We need to try and educate homeless people to move forward by placing expectations on what we expect of them in return for free shelter, health care, food and hygiene - just like Tiny Deane has started doing in Rotorua.
But we need to go further than what Deane is doing.

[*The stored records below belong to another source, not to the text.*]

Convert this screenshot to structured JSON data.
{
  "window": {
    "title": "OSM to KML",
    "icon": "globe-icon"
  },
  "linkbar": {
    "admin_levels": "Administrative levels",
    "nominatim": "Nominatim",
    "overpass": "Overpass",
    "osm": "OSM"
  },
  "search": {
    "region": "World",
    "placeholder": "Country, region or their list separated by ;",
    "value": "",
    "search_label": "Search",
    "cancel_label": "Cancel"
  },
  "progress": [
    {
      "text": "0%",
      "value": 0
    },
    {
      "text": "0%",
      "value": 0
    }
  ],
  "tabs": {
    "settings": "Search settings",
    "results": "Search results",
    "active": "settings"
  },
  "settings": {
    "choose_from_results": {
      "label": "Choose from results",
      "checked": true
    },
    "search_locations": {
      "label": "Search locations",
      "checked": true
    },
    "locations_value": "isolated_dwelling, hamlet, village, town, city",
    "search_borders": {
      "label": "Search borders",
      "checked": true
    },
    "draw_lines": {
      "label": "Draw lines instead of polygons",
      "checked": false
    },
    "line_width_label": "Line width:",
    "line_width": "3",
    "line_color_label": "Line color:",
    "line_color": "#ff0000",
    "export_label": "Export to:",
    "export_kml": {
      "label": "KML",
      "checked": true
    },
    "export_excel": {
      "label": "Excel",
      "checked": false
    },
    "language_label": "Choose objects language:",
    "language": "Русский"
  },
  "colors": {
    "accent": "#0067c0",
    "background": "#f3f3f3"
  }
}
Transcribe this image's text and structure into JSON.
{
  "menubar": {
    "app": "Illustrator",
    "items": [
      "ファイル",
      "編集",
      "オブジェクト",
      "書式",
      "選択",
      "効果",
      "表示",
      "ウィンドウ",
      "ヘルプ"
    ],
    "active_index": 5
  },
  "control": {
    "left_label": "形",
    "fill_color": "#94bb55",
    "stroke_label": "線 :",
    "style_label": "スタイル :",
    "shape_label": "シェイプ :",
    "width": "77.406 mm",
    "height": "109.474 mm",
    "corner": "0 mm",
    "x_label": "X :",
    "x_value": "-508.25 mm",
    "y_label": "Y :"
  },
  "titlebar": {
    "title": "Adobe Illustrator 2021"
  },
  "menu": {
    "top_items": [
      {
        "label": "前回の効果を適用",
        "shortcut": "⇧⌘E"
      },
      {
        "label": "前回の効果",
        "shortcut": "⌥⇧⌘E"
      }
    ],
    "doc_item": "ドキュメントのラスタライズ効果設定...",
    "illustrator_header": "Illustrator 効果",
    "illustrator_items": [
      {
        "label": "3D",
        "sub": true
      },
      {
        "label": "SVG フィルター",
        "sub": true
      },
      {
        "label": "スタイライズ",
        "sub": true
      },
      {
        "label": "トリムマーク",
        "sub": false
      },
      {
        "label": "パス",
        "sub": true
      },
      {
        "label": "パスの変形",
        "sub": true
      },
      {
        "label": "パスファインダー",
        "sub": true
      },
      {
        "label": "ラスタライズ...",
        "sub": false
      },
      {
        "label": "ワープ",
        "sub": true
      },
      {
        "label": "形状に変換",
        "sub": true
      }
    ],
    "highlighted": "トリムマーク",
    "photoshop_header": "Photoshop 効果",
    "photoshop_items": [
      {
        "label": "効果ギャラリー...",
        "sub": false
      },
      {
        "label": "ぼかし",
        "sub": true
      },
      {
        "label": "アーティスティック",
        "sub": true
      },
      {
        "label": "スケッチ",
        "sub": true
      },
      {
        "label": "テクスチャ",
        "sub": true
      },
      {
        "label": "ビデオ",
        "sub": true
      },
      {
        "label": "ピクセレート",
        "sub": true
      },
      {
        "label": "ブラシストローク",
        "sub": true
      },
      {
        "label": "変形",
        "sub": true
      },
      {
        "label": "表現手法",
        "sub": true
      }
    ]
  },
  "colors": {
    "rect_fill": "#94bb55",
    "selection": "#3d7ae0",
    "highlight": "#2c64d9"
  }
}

In my opinion, we need to monitor welfare benefits so that money collected each week is allocated to rent or shelter, food and utilities instead of being spent on other items, including cigarettes, drugs and alcohol.
If we expect our homeless community to work for handouts then we are teaching them the importance and value of self-worth rather than continuing to offer sticking-plaster solutions.
I would like to see homeless people being able to learn life skills through programmes that actually get them off the streets – not help keep them there.
This street homeless problem is getting bigger and it is time for significant investment from councils and central government to fund such programmes and put a structure in place where accountability is a major part of the solution.
Importantly, we need to put more resources into helping those homeless people with mental health and addiction issues, so we can give them targeted support and ultimately get them off the streets.
Otherwise, I fear that as cities we will simply grow the homeless problem by making it too easy for people to take to the streets.
The Labour Government has allocated $300m to get homeless out of motels, announcing as of February 13 that this funding package aims to reduce the use of motels as emergency accommodation. The rest of the funding will be aimed at reducing homeless numbers by offering more access to budgeting, mental health and welfare support services to support those already in housing to be able to keep their rentals.
That's great - but how is this helping the homeless people we see on the streets?
The time for big-thinking change is now. Not 10 years down the track.